"Climate change is one of the most complicated issues facing society today. Varying levels of change have been observed at the continental, regional, and ocean basin scale (IPCC, 2013), yet the specific factors driving these changes are only partly understood (Schneider, 2006). The relationship between climate change and hurricane activity in the Atlantic basin is a much debated topic and it is clearly one of the uncertainties in our future climate. For example, there has been an increase in the number and intensity of major hurricanes in the Atlantic basin that began in 1995 (Goldenberg et al., 2001; Pielke et al., 2005; Webster et al., 2005). One possible explanation for this upward trend of Atlantic hurricane activity is the increase of sea surface temperature (SST) driven by greenhouse gas forcing (Elsner, 2006; Emanuel, 2005; Holland & Webster, 2007; Webster et al., 2005). In contrast, there is another possible explanation that attributes the uptick in Atlantic hurricane activity since 1995 to multi-decadal climate variability and its induced increase of sea surface temperature driven primarily by the Atlantic Multi-decadal Oscillation (AMO). AMO as an ocean current could affect the sea surface temperature and thus in turn affect the hurricane activity (Senkbeil et al., 2011). It is premature to directly link it with climate change (Landsea, 2005; Landsea et al., 2006; Pielke et al., 2005)."

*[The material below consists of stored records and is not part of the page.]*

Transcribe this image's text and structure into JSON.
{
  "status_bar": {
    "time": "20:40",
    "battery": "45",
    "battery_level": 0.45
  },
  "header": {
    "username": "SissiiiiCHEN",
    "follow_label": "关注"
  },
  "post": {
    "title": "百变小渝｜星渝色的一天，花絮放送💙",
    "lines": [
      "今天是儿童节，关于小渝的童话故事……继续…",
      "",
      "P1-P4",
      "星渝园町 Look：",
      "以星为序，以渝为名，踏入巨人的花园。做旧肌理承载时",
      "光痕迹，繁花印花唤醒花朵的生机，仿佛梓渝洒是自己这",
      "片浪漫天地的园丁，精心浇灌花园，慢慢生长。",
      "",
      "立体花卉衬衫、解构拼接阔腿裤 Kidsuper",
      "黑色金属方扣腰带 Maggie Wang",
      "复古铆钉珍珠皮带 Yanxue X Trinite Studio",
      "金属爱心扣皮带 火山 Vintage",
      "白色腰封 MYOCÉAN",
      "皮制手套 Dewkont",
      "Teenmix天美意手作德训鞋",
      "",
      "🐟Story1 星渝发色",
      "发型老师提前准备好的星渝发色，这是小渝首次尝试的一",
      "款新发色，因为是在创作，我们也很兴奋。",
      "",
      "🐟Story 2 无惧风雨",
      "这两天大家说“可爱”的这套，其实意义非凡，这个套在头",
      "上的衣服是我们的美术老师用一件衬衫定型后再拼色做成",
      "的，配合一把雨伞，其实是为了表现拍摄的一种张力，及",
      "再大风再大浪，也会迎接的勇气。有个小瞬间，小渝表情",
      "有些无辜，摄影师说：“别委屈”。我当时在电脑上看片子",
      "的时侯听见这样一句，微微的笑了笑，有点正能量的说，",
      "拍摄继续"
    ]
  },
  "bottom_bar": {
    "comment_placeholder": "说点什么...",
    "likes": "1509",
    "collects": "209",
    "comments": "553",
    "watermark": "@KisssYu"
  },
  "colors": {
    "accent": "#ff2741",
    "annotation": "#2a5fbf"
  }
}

Here is a Washington Post piece explaining the science behind the recent U.S. hurricane history.